“Five years,” [Nicole] continued, in throaty mimicry of nothing. “MUCH too long. Couldn’t you only slaughter a certain number of creatures and then come back, and breathe our air for a while?”
In her cherished presence Tommy Europeanized himself quickly.
“Mais pour nous héros,” he said, “il nous faut du temps, Nicole. Nous ne pouvons pas faire de petits exercises d’héroisme — il faut faire les grandes compositions.”
“Talk English to me, Tommy.”
“Parlez français avec moi, Nicole.”
“But the meanings are different — in French you can be heroic and gallant with dignity, and you know it. But in English you can’t be heroic and gallant without being a little absurd, and you know that too. That gives me an advantage.”
“But after all —” He chuckled suddenly. “Even in English I’m brave, heroic and all that.”
She pretended to be groggy with wonderment but he was not abashed.
It's probably important to admit that, this specific summer, I was (possibly due to overindulgence in Fitzgerald novels) guilty of feeling, as Cynthia Ozick puts it in Foreign Bodies, "proudly, relentlessly, unremittingly conscious of [my] youth." At the time, this consciousness didn't seem even slightly embarrassing, so I jumped up from my seat, heart actually pounding with the possibility that Fitzgerald and I could have shared a thought. Even such a trifling thought.

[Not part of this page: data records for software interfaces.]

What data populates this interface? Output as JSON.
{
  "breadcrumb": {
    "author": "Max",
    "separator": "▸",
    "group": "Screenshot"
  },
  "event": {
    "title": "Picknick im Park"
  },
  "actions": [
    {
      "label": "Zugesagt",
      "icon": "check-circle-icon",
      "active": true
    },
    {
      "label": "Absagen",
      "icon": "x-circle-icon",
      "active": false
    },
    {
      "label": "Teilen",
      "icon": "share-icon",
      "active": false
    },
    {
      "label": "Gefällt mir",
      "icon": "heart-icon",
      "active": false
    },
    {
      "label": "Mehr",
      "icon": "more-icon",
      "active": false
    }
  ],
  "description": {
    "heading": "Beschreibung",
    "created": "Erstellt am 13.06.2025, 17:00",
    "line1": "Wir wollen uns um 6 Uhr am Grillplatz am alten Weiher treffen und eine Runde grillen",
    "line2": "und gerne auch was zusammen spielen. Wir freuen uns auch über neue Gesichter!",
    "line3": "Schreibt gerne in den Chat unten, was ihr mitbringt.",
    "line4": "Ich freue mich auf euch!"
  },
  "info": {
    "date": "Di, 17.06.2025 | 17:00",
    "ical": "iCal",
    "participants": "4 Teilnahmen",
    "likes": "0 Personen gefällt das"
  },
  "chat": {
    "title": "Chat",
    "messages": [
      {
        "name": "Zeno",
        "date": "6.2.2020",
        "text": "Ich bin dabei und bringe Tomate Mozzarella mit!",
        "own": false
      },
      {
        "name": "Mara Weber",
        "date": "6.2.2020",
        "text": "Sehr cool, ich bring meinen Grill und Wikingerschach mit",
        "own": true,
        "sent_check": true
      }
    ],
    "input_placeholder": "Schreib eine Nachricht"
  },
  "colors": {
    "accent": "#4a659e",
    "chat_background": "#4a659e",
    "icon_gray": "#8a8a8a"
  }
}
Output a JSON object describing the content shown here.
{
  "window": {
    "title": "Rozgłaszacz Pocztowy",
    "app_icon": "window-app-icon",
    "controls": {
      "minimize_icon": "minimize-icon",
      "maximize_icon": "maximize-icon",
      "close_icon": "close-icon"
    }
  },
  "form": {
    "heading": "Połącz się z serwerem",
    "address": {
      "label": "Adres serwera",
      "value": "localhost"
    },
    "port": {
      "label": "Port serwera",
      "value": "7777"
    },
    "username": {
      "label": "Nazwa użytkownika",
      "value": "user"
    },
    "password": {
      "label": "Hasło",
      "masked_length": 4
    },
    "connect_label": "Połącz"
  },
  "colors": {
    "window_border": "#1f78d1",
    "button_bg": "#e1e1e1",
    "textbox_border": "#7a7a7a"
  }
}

I had to move. Downstairs, out into the street. I strode down quiet lanes of antique wooden cottages to Commercial, the town's main drag, where the drag queens were already preparing for the afternoon festivities. Hairy breasts and knee-high glitter boots; three-inch lashes and five-o-clock shadows. Fantastical wigs and opulent lipsticks. More convincing performances of femininity than I had ever been able to muster, to be sure. The town, with its quaint Puritan-cum-Portuguese weathered seaside aesthetic, provided a delightfully bizarre background for such technicolor extravagance. Inhaling salt air, I hurried along, dodging the slow-moving crowds already gathering in defiance of the dreary day.
Not surprising at all, I suppose, that I finally halted at the used bookstore. Tim's has been around forever and is always stocked with all the classics and that half dozen books you never knew you needed. I really needed nothing - had a stack waiting for me back at Sharen's - but wanted in my swooning college-girl way to be surrounded entirely by spines. I wandered the shop's tiny rooms, lingering at last in the Anthology section. A very old, squat book caught my eye. It was edited by Edmund Wilson, a critic whose name I had just learned via Fitzgerald. But it was the title that mattered: The Shock of Recognition.